My SO opened an escape room a year ago. I though similarly as you before that (not that it make people consume more, but that they'll buy the inferior product), but then after a few weekend without any reservation... it made me realize how things aren't just found.
You need to be reminded that something exist to even consider it. It's not even a question of whether that's the best thing for you.
She always ask people what they think once they done and recently she got as a comment "but you aren't visible enough". We pay for ads, a few thousands, we are probably not too far from having spend 5 digits in ads. I couldn't imagine how people could be aware of our existence without ads at all.
> and while ads may make the internet "free", we are still paying for those ads indirectly.
We are paying for it, sure, but at least we are paying, aren't we? I like that I can get any ads on a channel. I love DIY channels, I seriously hate how almost all of them hide that all their tools were given. They say it from time to time, but on most videos, they'll just keep using the one from the past videos without mentionning getting them for free. That's an ads by the way, they may even directly get paid for using theses tools. With adsense though, the ads I get aren't necessarily related to the video, I'm AWARE they are ads, they are made FOR ME (thus more profitable for the channel, because I may need tool, but I may be more likely to buy a new computer for example).
Not necessarily. An ad for a restaurant doesn’t necessarily make you eat more. An ad for a hotel doesn’t make you go on more trips.
When a company can produce a product that is somehow too high quality to be a viable business model, you know we're living in a weird society. Capitalism requires that stuff breaks and is replaced regularly.
And advertising helps manipulate us to desire new things constantly.
I've been advocating for bans on unsolicited advertising for many years.

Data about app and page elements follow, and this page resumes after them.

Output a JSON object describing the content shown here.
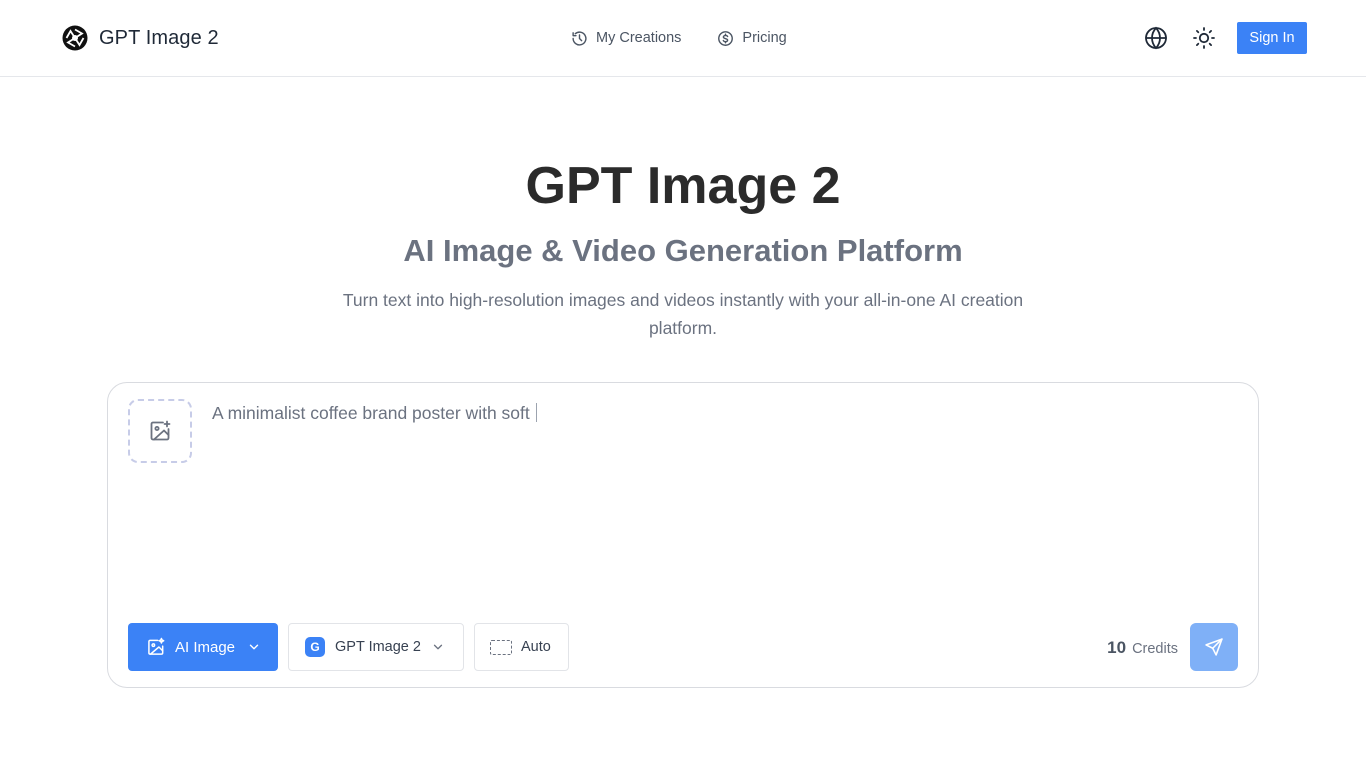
{
  "header": {
    "brand_name": "GPT Image 2",
    "logo_icon": "aperture-logo-icon",
    "nav": [
      {
        "label": "My Creations",
        "icon": "clock-history-icon"
      },
      {
        "label": "Pricing",
        "icon": "dollar-circle-icon"
      }
    ],
    "language_icon": "globe-icon",
    "theme_icon": "sun-icon",
    "signin_label": "Sign In"
  },
  "hero": {
    "title": "GPT Image 2",
    "subtitle": "AI Image & Video Generation Platform",
    "description": "Turn text into high-resolution images and videos instantly with your all-in-one AI creation platform."
  },
  "composer": {
    "upload_icon": "image-plus-icon",
    "prompt_text": "A minimalist coffee brand poster with soft",
    "mode": {
      "label": "AI Image",
      "icon": "image-sparkle-icon"
    },
    "model": {
      "badge": "G",
      "label": "GPT Image 2"
    },
    "ratio": {
      "label": "Auto",
      "icon": "dashed-rect-icon"
    },
    "credits_value": "10",
    "credits_label": "Credits",
    "send_icon": "send-icon"
  },
  "colors": {
    "accent": "#3b82f6",
    "send_disabled": "#7fb0f7",
    "text_primary": "#2b2b2b",
    "text_muted": "#6b7280"
  }
}
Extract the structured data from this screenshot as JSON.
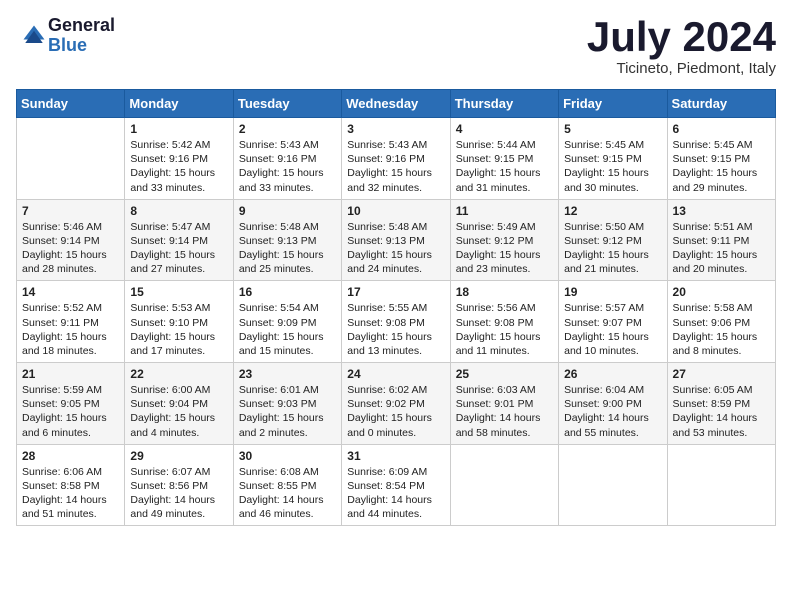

Usually such comments get voted down in to oblivion, but as the years have gone by more and more people are beginning to feel the same way.
Advertising is severely detrimental, not only because of the reasons that you state, but they also distort the media because news outlets are loathe to do investigative journalism or negative reporting on the companies that provide their bread and butter and because they also want to run stories that don't offend or antagonize their advertisers -- stories from that point of view that capitalism is bad or advertising is bad, for instance, are off limits to many outlets partially because of this.
Advertisers also routinely lie about the products they're selling, so people are being deceived about the products they're buying, sometimes with very serious negative consequences (such as advertising of cigarettes or medical products that are actually harmful).
Advertising and advertised products have and do do tremendous harm. It's just generally indirect by one or more degrees. Tobacco, alcohol, petroleum, gambling, leaded paint. Just off the top of my head.
I'm not dismissing the possibility of conversations about whether advertising for services is a type of transaction that's difficult to reason about, and that users need to be protected from themselves by regulation. But looking at only the outflow half of a transaction and asking "I don't benefit from this part, we should ban it" is utter gibberish.
"Did anyone ever investigate what benefits payment systems have to a population? It seems like a net loss to me, since payment systems cost money to operate and in the end all they do is reduce the amount of money a user has. While payment systems may allow you to 'buy' services, we are still paying for these systems directly and indirectly
Why then, doesn't the government bring currency and bank accounts and credit cards to a halt?"